Friday, October 1, 2010

Of Digital Publishing

I know it's somewhat ironic to talk about digital publishing on a blog, but let's contain our amusement and just dive right in. About two months ago, romance publisher Dorchester Publishing announced that it was going to go to an exclusively digital publishing strategy, with only occasional books coming out later in trade paperback editions or being available as POD purchases. Since then, the company has done some backtracking such that it's not entirely clear to me who I should believe and who is just trying to reassure those to whom the publisher is fiscally responsible, but the upshot is that Dorchester will be taking a huge swing at the digital books market, a swing they're hoping will connect with purchasers of ebooks (with the explosion of the ebooks market) and with their regular customers (who will hopefully be willing to continue reading Dorchester titles in an electronic format).

I have to admit, I wasn't that concerned about this development. After all, I don't write romance novels. However, I do write queer literature, and today's announcement that Alyson Books will be going into an all digital format does concern me. When I was grappling with my own queer identity issues in high school, I came across a copy of their anthology Revolutionary Voices: A Multicultural Queer Youth Anthology in a bookstore in Seattle and felt like I was home. Over the years, I've very much enjoyed reading other of their books (Young, Gay, and Proud and the phenomenal First You Fall come easily to mind), but I wonder if I'll continue buying their books if they're only available in a digital format. You see, I don't own an electronic reader of any kind, and I don't plan on buying one in the foreseeable future (the realities of my finances preclude such a purchase). I've always hated reading books (or even literary criticism articles) on a computer screen, so I don't think I'll be likely to buy them in that format.

Part of the reason Alyson Books has decided to forego traditional publishing is the closing of gay and lesbian bookstores (which have been ravaged by the economic downturn and by the rise of more convenient ways to purchase books like or Barnes and Noble) and I have to admit that I understand their problem. They're not making money in traditional publishing and the cost of producing books is really high (even higher when all of the stores that used to carry your books have closed and now the books are taking up space in your warehouse instead of space on the shelf of a bookstore where someone might actually buy them) and like it or not, publishing is a for-profit business, which is something we sometimes forget. From this office, located on a university campus, where writers pour in submissions by the hundreds, it can seem unimaginable that the publishing world outside is not thriving similarly.
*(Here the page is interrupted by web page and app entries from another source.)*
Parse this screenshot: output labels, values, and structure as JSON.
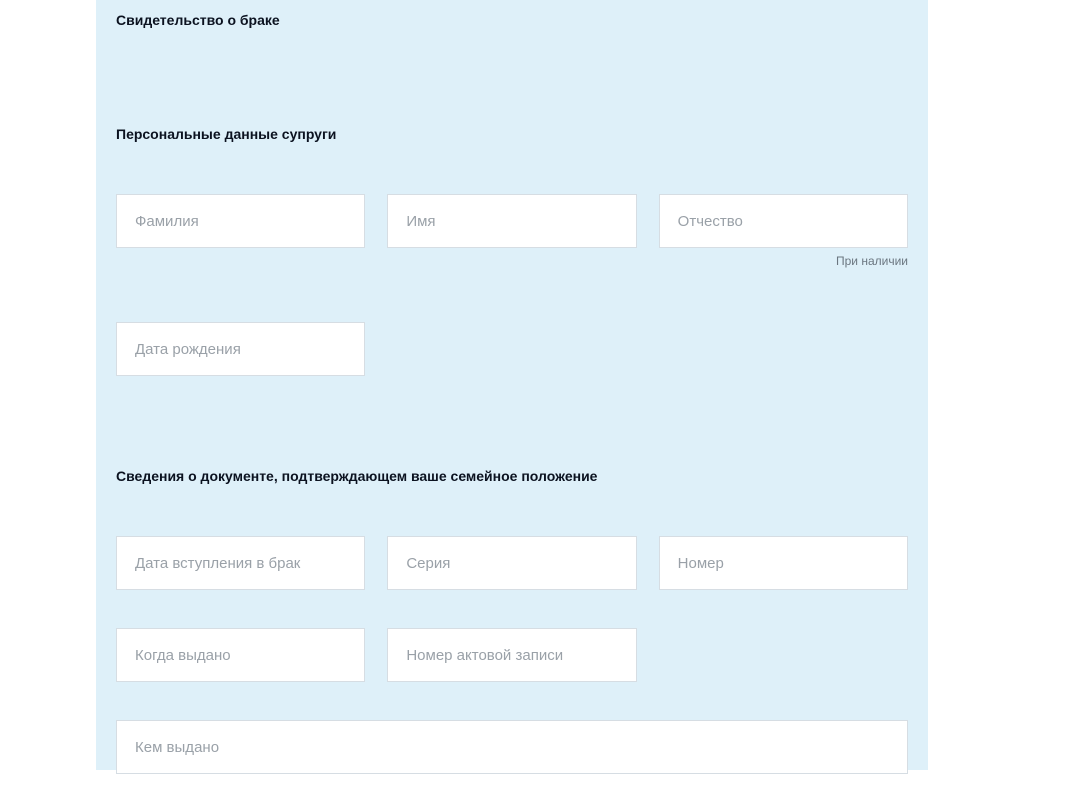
{
  "section1": {
    "title": "Свидетельство о браке"
  },
  "section2": {
    "title": "Персональные данные супруги",
    "fields": {
      "surname_placeholder": "Фамилия",
      "name_placeholder": "Имя",
      "patronymic_placeholder": "Отчество",
      "patronymic_hint": "При наличии",
      "dob_placeholder": "Дата рождения"
    }
  },
  "section3": {
    "title": "Сведения о документе, подтверждающем ваше семейное положение",
    "fields": {
      "marriage_date_placeholder": "Дата вступления в брак",
      "series_placeholder": "Серия",
      "number_placeholder": "Номер",
      "issue_date_placeholder": "Когда выдано",
      "act_record_number_placeholder": "Номер актовой записи",
      "issued_by_placeholder": "Кем выдано"
    }
  }
}
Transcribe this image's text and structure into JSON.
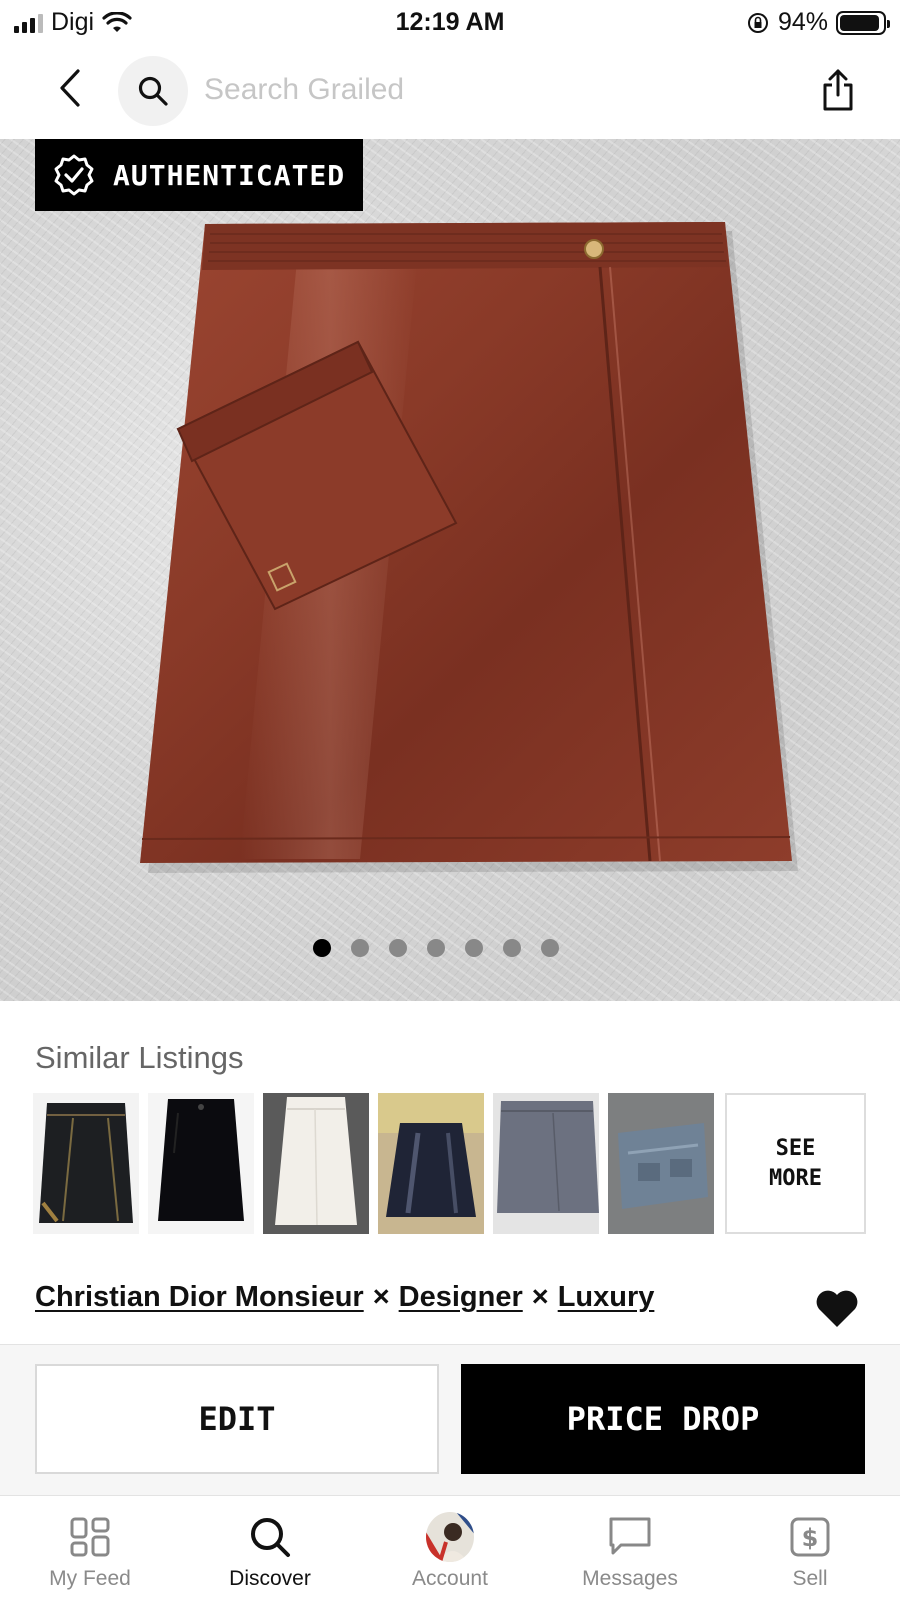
{
  "status_bar": {
    "carrier": "Digi",
    "time": "12:19 AM",
    "battery": "94%",
    "battery_level": 0.94
  },
  "search": {
    "placeholder": "Search Grailed"
  },
  "product": {
    "badge": "AUTHENTICATED",
    "image_count": 7,
    "active_image": 1
  },
  "similar": {
    "title": "Similar Listings",
    "see_more_line1": "SEE",
    "see_more_line2": "MORE"
  },
  "designers": [
    {
      "name": "Christian Dior Monsieur"
    },
    {
      "name": "Designer"
    },
    {
      "name": "Luxury"
    }
  ],
  "designer_separator": "×",
  "actions": {
    "edit": "EDIT",
    "price_drop": "PRICE DROP"
  },
  "tabs": [
    {
      "label": "My Feed",
      "icon": "feed-grid-icon"
    },
    {
      "label": "Discover",
      "icon": "search-icon"
    },
    {
      "label": "Account",
      "icon": "avatar"
    },
    {
      "label": "Messages",
      "icon": "chat-bubble-icon"
    },
    {
      "label": "Sell",
      "icon": "dollar-tag-icon"
    }
  ],
  "colors": {
    "accent": "#000000",
    "skirt": "#8a3a28"
  }
}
What does this mean for the market as a whole? I hate the thought of mid-size and small publishers getting edged out of business by market forces beyond their control. Alyson Books makes good literature (First You Fall, which I mentioned above, won a Lambda Literary Award, and their anthologies tend to be the subject of library challenges across the country, which is, from what I can tell, almost always a sign of quality) and the idea of their not making books anymore (which is what might happen if their gamble on digital publishing doesn't pan out) is distressing.

It is becoming more and more apparent that publishing is changing, that we live during a time when books are going to shift from being physical objects to digitally distributed information packets, and most of the time I am okay with that. I like the idea of electronic books from a green perspective (less paper used up, fewer gallons on gas used shipping physical objects, etc.) and I like the idea of publishers offering books more directly or via online sources. But I know that I'm going to miss the physicality of books and I know that there are certain books that I would perhaps buy in a book store that I won't know about in a digital realm. Browsing for books online is a process I find truly unsatisfying and my online books purchases tend to be known quantities, either books from authors I trust to produce good work or books that have been overwhelmingly recommended to me by friends and colleagues.

Ultimately, I don't know how this is all going to shake out. I am not enough of an insider to see the true lay of the land (the barista who serves Janet Reid her coffee is in more of a position to know the future of publishing than I am) and guessing at it will ultimately just make me seem foolish. I hear all the doom and gloom, but then I heard a lot of doom and gloom about the future of Apple in the 90s, so you can see where I'd be reticent to pay that much heed. After all, books have been around for a very long time, they're an item people are used to (whether they have positive or negative connotations concerning them is another thing altogether), and part of me doubts that they'll so easily give up on the pleasure of holding bound pages in their hands. But I see what's happened to the USPS since the advent of email, which really is an analogous situation, and I reconsider. I guess what I'm mostly trying to say is that I am hopeful that the future of publishing, whether digital or physical, will include a place for the kinds of books I like to read and that a system will somehow develop such that I'm able to stumble into books I love in the same way as I stumbled into Revolutionary Voices when I was a teenager. It's an experience I would hate to lose and one I would hate for others to miss out on.

1 comment:

  1. This is an aspect of the changing marketplace I hadn’t considered. I love websites for tracking down obscure works by my favorite authors, but I can’t imagine ordering something new from a website.
    Just as you can discover new authors from anthologies, there are new online lit journals popping up every day. There are places to find new things to read in the modern world, but it is definitely less fun.